BONFILS, IMMANUEL BEN JACOB (14th century), of Tarascon (in Provence, France), mathematician and astronomer. He is chiefly known for his astronomical tables called Shesh-Kenafayim ("Six Wings" – cf. Isa. 6:2) which were written in Hebrew about 1365 and which were subsequently translated into both Latin (in 1406) and Byzantine Greek (c. 1435). These tables are preserved in many manuscript copies and the Hebrew version was published (Zhitomir, 1872). The author is often referred to in Hebrew as Ba'al ha-Kenafayim ("Master of Wings"). Each "wing" contains a number of astronomical tables concerning the movements of the sun and the moon for determining the times and magnitudes of solar and lunar eclipses as well as the day of the new moon. The tables themselves are largely based on the tables of the ninth-century Arab astronomer al-Battānī (known in Latin as Albategnius), as the author acknowledges in the preface. But they are presented according to the Jewish calendar and adapted to the longitude and latitude of Tarascon. These tables were consulted by European scholars as late as the seventeenth century. Bonfils is also known to have made astronomical observations, and his discussion of decimal fractions is among the earliest presentations of the subject.
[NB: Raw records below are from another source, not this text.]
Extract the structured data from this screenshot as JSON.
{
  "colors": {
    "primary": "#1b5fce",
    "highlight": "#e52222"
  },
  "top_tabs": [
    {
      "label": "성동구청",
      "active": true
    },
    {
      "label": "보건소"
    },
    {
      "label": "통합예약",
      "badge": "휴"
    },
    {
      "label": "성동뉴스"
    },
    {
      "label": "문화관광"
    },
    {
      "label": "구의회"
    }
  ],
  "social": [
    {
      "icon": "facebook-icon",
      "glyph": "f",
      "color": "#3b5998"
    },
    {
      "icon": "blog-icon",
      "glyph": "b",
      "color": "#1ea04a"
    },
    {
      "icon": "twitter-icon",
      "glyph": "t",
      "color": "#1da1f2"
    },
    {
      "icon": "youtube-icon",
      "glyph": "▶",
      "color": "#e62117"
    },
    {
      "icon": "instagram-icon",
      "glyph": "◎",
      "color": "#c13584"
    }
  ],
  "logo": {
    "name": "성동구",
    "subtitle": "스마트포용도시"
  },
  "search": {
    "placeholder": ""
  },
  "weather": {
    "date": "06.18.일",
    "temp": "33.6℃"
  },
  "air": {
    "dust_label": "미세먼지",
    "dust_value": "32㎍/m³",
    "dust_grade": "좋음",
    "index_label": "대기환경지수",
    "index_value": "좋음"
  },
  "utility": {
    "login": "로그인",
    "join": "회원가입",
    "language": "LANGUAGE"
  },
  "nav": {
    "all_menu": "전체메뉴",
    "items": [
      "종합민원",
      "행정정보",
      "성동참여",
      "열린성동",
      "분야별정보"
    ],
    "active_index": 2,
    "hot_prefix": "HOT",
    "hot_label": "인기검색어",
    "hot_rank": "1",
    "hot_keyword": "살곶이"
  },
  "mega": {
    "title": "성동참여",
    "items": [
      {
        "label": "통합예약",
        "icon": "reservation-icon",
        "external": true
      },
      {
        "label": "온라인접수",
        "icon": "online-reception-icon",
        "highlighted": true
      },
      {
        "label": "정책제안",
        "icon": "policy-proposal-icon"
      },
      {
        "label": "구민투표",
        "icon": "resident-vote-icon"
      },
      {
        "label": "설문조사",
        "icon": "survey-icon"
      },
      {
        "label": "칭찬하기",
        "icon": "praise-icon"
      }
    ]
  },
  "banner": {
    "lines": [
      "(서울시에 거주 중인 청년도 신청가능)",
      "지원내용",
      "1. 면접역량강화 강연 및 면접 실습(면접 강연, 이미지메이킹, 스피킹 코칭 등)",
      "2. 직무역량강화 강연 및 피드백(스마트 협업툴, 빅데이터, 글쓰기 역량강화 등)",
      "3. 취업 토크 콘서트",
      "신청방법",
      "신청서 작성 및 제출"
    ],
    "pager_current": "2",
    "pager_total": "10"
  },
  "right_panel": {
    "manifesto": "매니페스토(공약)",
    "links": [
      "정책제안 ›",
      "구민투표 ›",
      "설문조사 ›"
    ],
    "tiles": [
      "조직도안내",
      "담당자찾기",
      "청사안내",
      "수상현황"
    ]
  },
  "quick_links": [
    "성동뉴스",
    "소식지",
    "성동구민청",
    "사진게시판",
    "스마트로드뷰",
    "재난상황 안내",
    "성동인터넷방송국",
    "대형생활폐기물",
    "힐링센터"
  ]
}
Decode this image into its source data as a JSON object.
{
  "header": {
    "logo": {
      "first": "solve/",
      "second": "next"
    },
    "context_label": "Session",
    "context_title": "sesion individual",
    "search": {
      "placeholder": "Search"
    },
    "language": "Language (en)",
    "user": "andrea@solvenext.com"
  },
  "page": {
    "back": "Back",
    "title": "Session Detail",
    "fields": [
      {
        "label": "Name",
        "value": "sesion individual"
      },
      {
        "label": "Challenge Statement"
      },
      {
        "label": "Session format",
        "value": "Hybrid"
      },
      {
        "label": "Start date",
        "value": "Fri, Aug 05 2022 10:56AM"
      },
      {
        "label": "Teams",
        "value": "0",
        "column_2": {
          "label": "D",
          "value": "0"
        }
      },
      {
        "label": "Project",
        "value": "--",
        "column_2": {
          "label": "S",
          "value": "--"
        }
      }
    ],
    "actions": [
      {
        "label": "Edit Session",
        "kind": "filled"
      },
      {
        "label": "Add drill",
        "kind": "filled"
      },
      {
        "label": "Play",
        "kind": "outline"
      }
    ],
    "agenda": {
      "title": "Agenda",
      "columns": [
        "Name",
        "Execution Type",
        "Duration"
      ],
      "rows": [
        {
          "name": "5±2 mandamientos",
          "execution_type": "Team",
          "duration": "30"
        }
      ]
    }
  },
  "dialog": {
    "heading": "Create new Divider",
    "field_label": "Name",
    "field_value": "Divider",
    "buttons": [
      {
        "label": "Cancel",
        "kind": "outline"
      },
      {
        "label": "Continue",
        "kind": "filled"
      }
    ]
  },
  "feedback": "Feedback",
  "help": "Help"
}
Renan, Ecrivains, 692–99; je, 3 (1902), 306; M. Steinschneider, Mathematik bei den Juden (1964), 155ff.; The Hexapterygon [Six Wings] of Michael Chrysokokhes, ed. and tr. by P.C. Solon (unpublished thesis, Brown University, 1968); Gandz, in: Isis, 25 (1936), 16–45; Saidan, ibid., 57 (1966), 475–89; Petri Gassendi Opera Omnia, 5 (1964), 313.

[Bernard R. Goldstein]

Cite this article
Pick a style below, and copy the text for your bibliography.

  • MLA
  • Chicago
  • APA

"Bonfils, Immanuel ben Jacob." Encyclopaedia Judaica. . 25 Mar. 2019 <>.

"Bonfils, Immanuel ben Jacob." Encyclopaedia Judaica. . (March 25, 2019).

"Bonfils, Immanuel ben Jacob." Encyclopaedia Judaica. . Retrieved March 25, 2019 from

Learn more about citation styles

Citation styles gives you the ability to cite reference entries and articles according to common styles from the Modern Language Association (MLA), The Chicago Manual of Style, and the American Psychological Association (APA).

Within the “Cite this article” tool, pick a style to see how all available information looks when formatted according to that style. Then, copy and paste the text into your bibliography or works cited list.

Because each style has its own formatting nuances that evolve over time and not all information is available for every reference entry or article, cannot guarantee each citation it generates. Therefore, it’s best to use citations as a starting point before checking the style against your school or publication’s requirements and the most-recent information available at these sites:

Modern Language Association

The Chicago Manual of Style

American Psychological Association

  • Most online reference entries and articles do not have page numbers. Therefore, that information is unavailable for most content. However, the date of retrieval is often important. Refer to each style’s convention regarding the best way to format page numbers and retrieval dates.
  • In addition to the MLA, Chicago, and APA styles, your school, university, publication, or institution may have its own requirements for citations. Therefore, be sure to refer to those guidelines when editing your bibliography or works cited list.